Understanding who your users are

Platforms are used as building blocks to offer services to the public. The primary users of a platform, therefore, tend not the public themselves, but rather the people and organizations who use them to offer those services to the public. For example, a platform that allows developers to look up a valid address via an API might be used as a component in separate products and services that let the public tax a car, find a hospital or book a hotel.

As such, your team may not have any direct relationship with end-users. However, this does not mean you do not have users. Some user-types it is essential to consider when designing platforms include:

Your platform is part of many services

Your platform will be part of many public facing services. That means any changes you make will affect many different types of user and many different user-journeys. This comes with a responsibility to understand the likely impacts of any changes you make and to work in an open way, so your users can anticipate changes early.

A true platform means you don’t know how it will be used

It is in the nature of a ‘true’ platform that you don’t know exactly how people will use your platform and when they will use it. If someone is going to do something new with your platform, they may not tell you in advance. This is especially true if you have designed for self-service.

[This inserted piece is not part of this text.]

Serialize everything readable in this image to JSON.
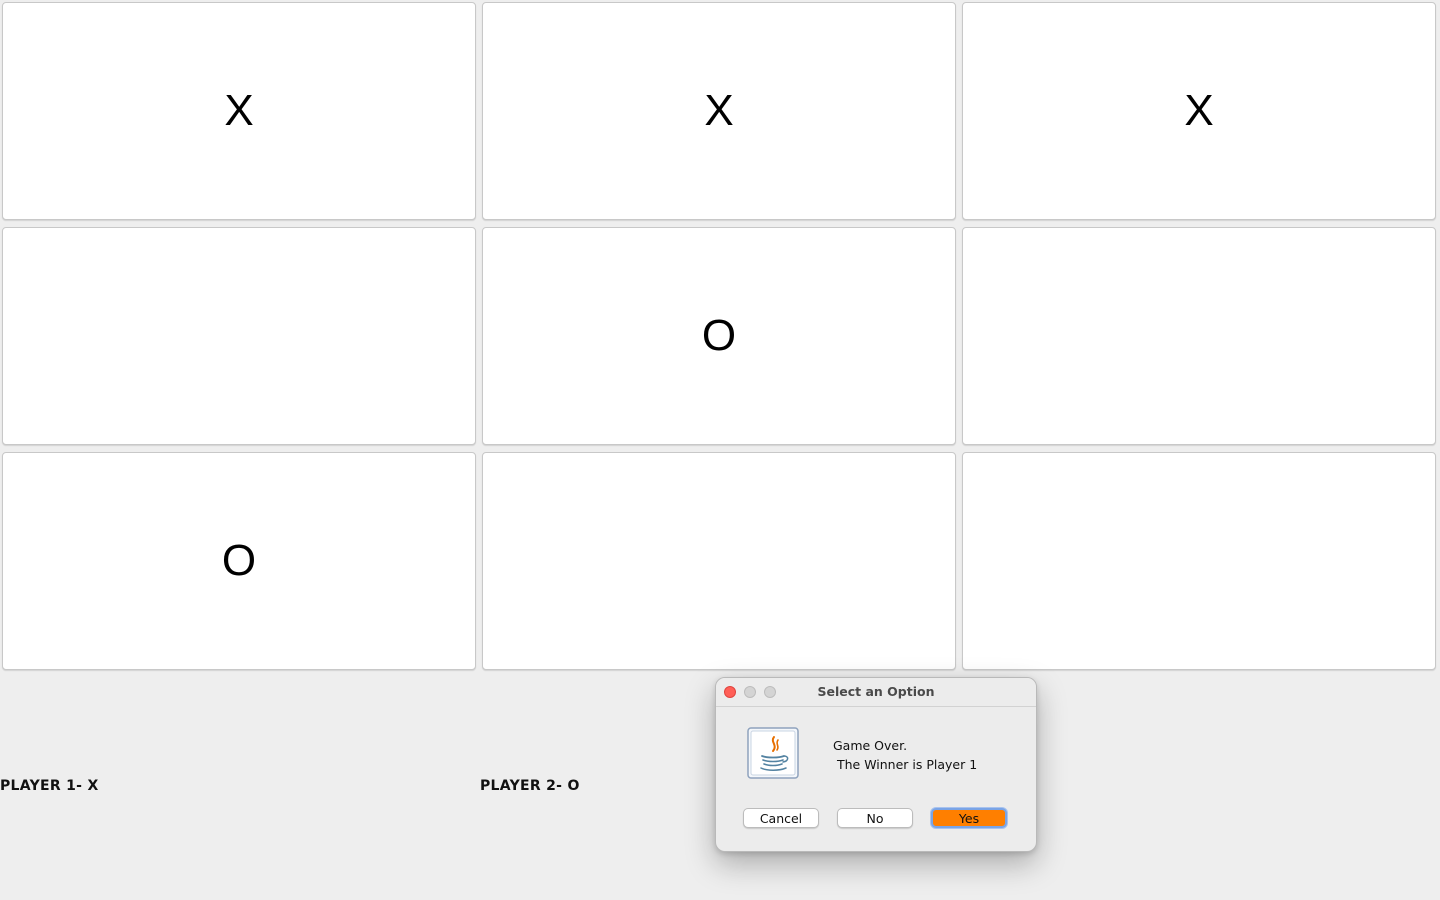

Understand “anti-users”

There will also be actors who wish to misuse the platform or the data it holds. It is important to understand their potential motivations and design against them.

Identifying users of Government as a Platform in the UK

Many of us joined the Government Digital Service to work directly on things which matter to users. We realized that, organizationally, our job had shifted to meeting the needs of other civil servants, so that they can meet the needs of their users and, as a consequence of that, public services improve and the quality of people’s experience of the state is transformed.

Citizens are not the only valid users – even GOV.UK itself has a huge number of civil servant users who are using it as a publishing tool.

We needed to start thinking about our users as being service teams around government. Shifting from thinking about making services for citizens to making products for service teams was a tough shift for GDS.

To identify the needs of our users, we did 150 interviews with service teams across government. We identified those teams from service assessments, the GOV.UK performance platform and also the 4,000+ PDF forms that are hosted on GOV.UK. We asked them things like: Tell us about your users? Tell us about the needs you are meeting? Tell us about the needs you can’t meet but would love to meet?

Ben Welby & Will Myddelton - UK Government as a Platform programme 2013 - 2018